How Alexandra Bell Turns Biased Media Coverage Into Anti-Racist Art

By Sameer Rao Dec 08, 2017

Artist Alexandra Bell channels her critiques of the discriminatory bias she finds in The New York Times’ headlines into poignant art. She discussed her public art series "Counternarratives" in a new profile published by The Times yesterday (December 7). 

Her installations, which first emerged on buildings and subway station walls in Brooklyn last year, feature blown-up panels from print issues of The Times with examples of bias marked in black and red ink. The first work in the series, "A Teenager with Promise," displays side-by-side profiles of Michael Brown and Darren Wilson under the shared headline, “Two Lives at Crossroads in Ferguson." Bell crossed out "Two Lives at," as well as all parts of both profiles that did not explicitly reference Wilson killing the unarmed Brown in Ferguson, Missouri. The piece juxtaposes that edit with another 2014 print page that shows Brown in graduation robes under a headline, "A Teenager With Promise," which originally read, "A Teenager Who Was Grappling With Problems and Promise." 

“The effort to make these two people just two regular people went too far," Bell told The Times. "You have a child and you have an agent of the state. They weren’t two homies in the hood and things didn’t work out, as the original headline, ‘Two Lives at Crossroads in Ferguson,’ implies.”

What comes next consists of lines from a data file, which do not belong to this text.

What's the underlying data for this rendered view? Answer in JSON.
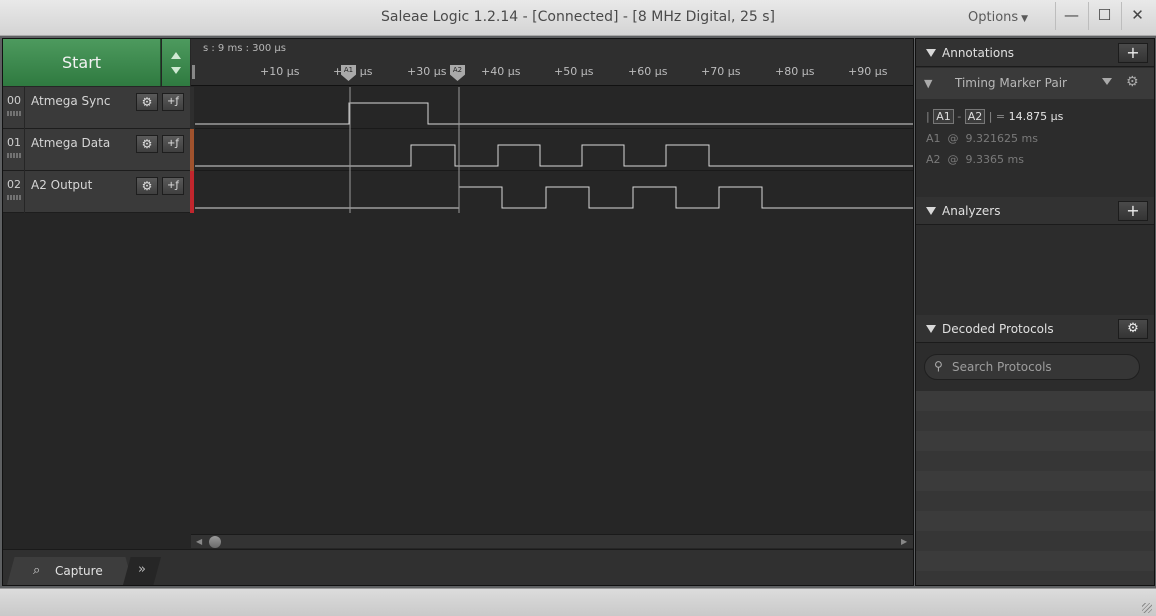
{
  "window": {
    "title": "Saleae Logic 1.2.14 - [Connected] - [8 MHz Digital, 25 s]",
    "options_label": "Options",
    "minimize": "—",
    "maximize": "☐",
    "close": "✕"
  },
  "toolbar": {
    "start_label": "Start"
  },
  "ruler": {
    "offset": "s : 9 ms : 300 µs",
    "ticks": [
      "+10 µs",
      "+20 µs",
      "+30 µs",
      "+40 µs",
      "+50 µs",
      "+60 µs",
      "+70 µs",
      "+80 µs",
      "+90 µs"
    ],
    "marker_a1": "A1",
    "marker_a2": "A2"
  },
  "channels": [
    {
      "num": "00",
      "name": "Atmega Sync",
      "color": "#2f2f2f"
    },
    {
      "num": "01",
      "name": "Atmega Data",
      "color": "#a0522d"
    },
    {
      "num": "02",
      "name": "A2 Output",
      "color": "#c0262d"
    }
  ],
  "bottom": {
    "capture_label": "Capture",
    "more": "»"
  },
  "annotations": {
    "title": "Annotations",
    "add": "+",
    "timing_label": "Timing Marker Pair",
    "diff_a": "A1",
    "diff_b": "A2",
    "diff_value": "14.875 µs",
    "a1_label": "A1",
    "a1_value": "9.321625 ms",
    "a2_label": "A2",
    "a2_value": "9.3365 ms"
  },
  "analyzers": {
    "title": "Analyzers",
    "add": "+"
  },
  "decoded": {
    "title": "Decoded Protocols",
    "settings": "⚙",
    "search_placeholder": "Search Protocols"
  }
}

Another work in the series highlights how a sports story on American swimmer Ryan Lochte lying about being robbed during the Summer Olympics in Rio de Janeiro inexplicably used a photo of Jamaican sprinter Usain Bolt as its lead image: 


Counternarrative no. 2: Olympic Threat

A post shared by Alexandra Bell (@yesitsalex) on


“I choose a story because there’s been some kind of violation to me,” Bell explained. “It’s imperative to show how a turn of phrase or a misplaced photo has real consequences for people at the margins who are still suffering under the weight of unfair and biased representation.”

"Counternarratives" is on display in Brooklyn, at the Museum of Modern Art addition in Queens, and Bennington College in Vermont through next week.